You have given them dominion over the works of your hands;
you have put all things under their feet,
all sheep and oxen,
and also the beasts of the field,
the birds of the air, and the fish of the sea,
whatever passes along the paths of the seas.

O Lord, our Sovereign,
how majestic is your name in all the earth!



If you were to ask a lot of people who do not go to church regularly about the Psalms, generally they might not know too much about them. If you asked them about the 23rd Psalm, they might tell you that it is the one with the Good Shepherd in it! It is a familiar Psalm at weddings, funerals, or baptisms. If you were to ask people about Psalms in general, they may describe them as boring and irrelevant. It is my experience that churchgoer or not, generally the Psalms are not on the top of someone’s favourites list. Just how much are they missing?

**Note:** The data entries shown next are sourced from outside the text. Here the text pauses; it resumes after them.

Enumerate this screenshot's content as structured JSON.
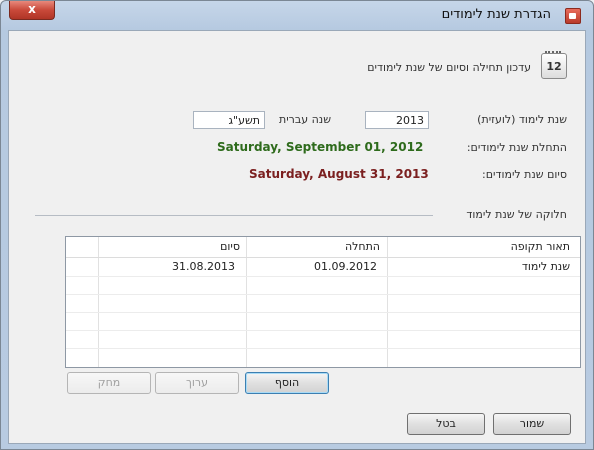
{
  "window": {
    "title": "הגדרת שנת לימודים",
    "close_label": "x"
  },
  "header": {
    "icon_text": "12",
    "description": "עדכון תחילה וסיום של שנת לימודים"
  },
  "fields": {
    "school_year_label": "שנת לימוד (לועזית)",
    "school_year_value": "2013",
    "hebrew_year_label": "שנה עברית",
    "hebrew_year_value": "תשע\"ג",
    "start_label": "התחלת שנת לימודים:",
    "start_value": "Saturday, September 01, 2012",
    "end_label": "סיום שנת לימודים:",
    "end_value": "Saturday, August 31, 2013"
  },
  "section": {
    "title": "חלוקה של שנת לימוד"
  },
  "table": {
    "columns": [
      "תאור תקופה",
      "התחלה",
      "סיום"
    ],
    "rows": [
      [
        "שנת לימוד",
        "01.09.2012",
        "31.08.2013"
      ]
    ]
  },
  "buttons": {
    "add": "הוסף",
    "edit": "ערוך",
    "delete": "מחק",
    "save": "שמור",
    "cancel": "בטל"
  },
  "icons": {
    "title_icon": "app-icon",
    "calendar_icon": "calendar-icon",
    "close_icon": "close-icon"
  },
  "colors": {
    "start_date": "#2e6b1c",
    "end_date": "#7b1f1f"
  }
}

Psalm 8 is very firmly on ‘my favourites’ list! This psalm, like many others, was written by David. Being a Rural Officer and Agricultural Chaplain, I realise that it has so much to say about creation, the natural world and the glory, majesty, wonder and sheer awesome might of God. This psalm is, without a doubt, an unsurpassed example of what a hymn should be, celebrating as it does the glory and grace of God, rehearsing who he is and what he has done, and relating us and our world to him.

The range of thought here is amazing and brings us back to ask, ‘what is humankind?’ The psalm states that God has put people ‘a little lower than the angels [NIV] and crowned them with glory and honour’. Out of this whole array, from stars to sea creatures, only we can look at this scene with insight. God bestows us with such honour, and yet what do we do? So often we travel around this world with our eyes closed, taking it all for granted, not languishing in such beauty! At our worst we try our level best to destroy it by being either greedy or wilfully neglectful. We ruin the ozone layer, create global warming and even at a very local level, often down a country lane, we get rid of our consumerist lifestyle by fly-tipping our rubbish. We do these things when all God wants is to lavish his love on us! It is worth noting that once lockdown occurred and very few vehicles were on the road, and industrial activity was reduced, the levels of CO2 were diminished.

Of course, the farming community, whether religious or not, have an extraordinarily strong spirituality, based on creation and the natural world. They eat, sleep, breathe and live with it every day. During the lockdown particularly and throughout the whole of this current pandemic, I have been fortunate enough to ‘stargaze’, to wonder on creation and our natural world. Because my work has enabled me to do that, I could get out into the wilder parts of Dorset and wonder at the whole of creation. It renewed my faith and made me realise that I too have taken both God and his creation for granted. Yet in love he sought me out and brought me back to appreciate the wonder of it all. All this because of a psalm or two!



Bearing in mind my comments on the misuse of God’s creation, I came across this prayer from Seasonal Worship from the Countryside by the Staffordshire Seven, which is a Declaration of Forgiveness:

May God the Creator forgive our misusing of his creative work.

May God the Son take up onto his cross the sufferings of our land,

our animals, our families and ourselves.

May God the Holy Spirit give us the strength and power to

overcome our troubles, weaknesses, and temptations.

May God the Holy Trinity forgive us all our sins.  Amen.



Perhaps as now many are finally coming out of shielding and have often had little opportunity to recently see creation in all its glory, then you could encourage them to go out into the wilds and soak up the natural world.

Equally, there are those who are very frightened to come out of lockdown. Pray for them as the days go by. Maybe you could find some ways of encouraging them to come out and begin to live something like normal lives again. Depending on each circumstance, this may need approaching with a great deal of love and sensitivity.

You may know someone who would love to prayerfully explore the Psalms with you, particularly Psalms 8. 23 and 121 (‘I lift up my eyes to the mountains…’).

Revd Richard Kirlew, Chair of the Agricultural Chaplains Association and Churches Together in England Churches Rural Group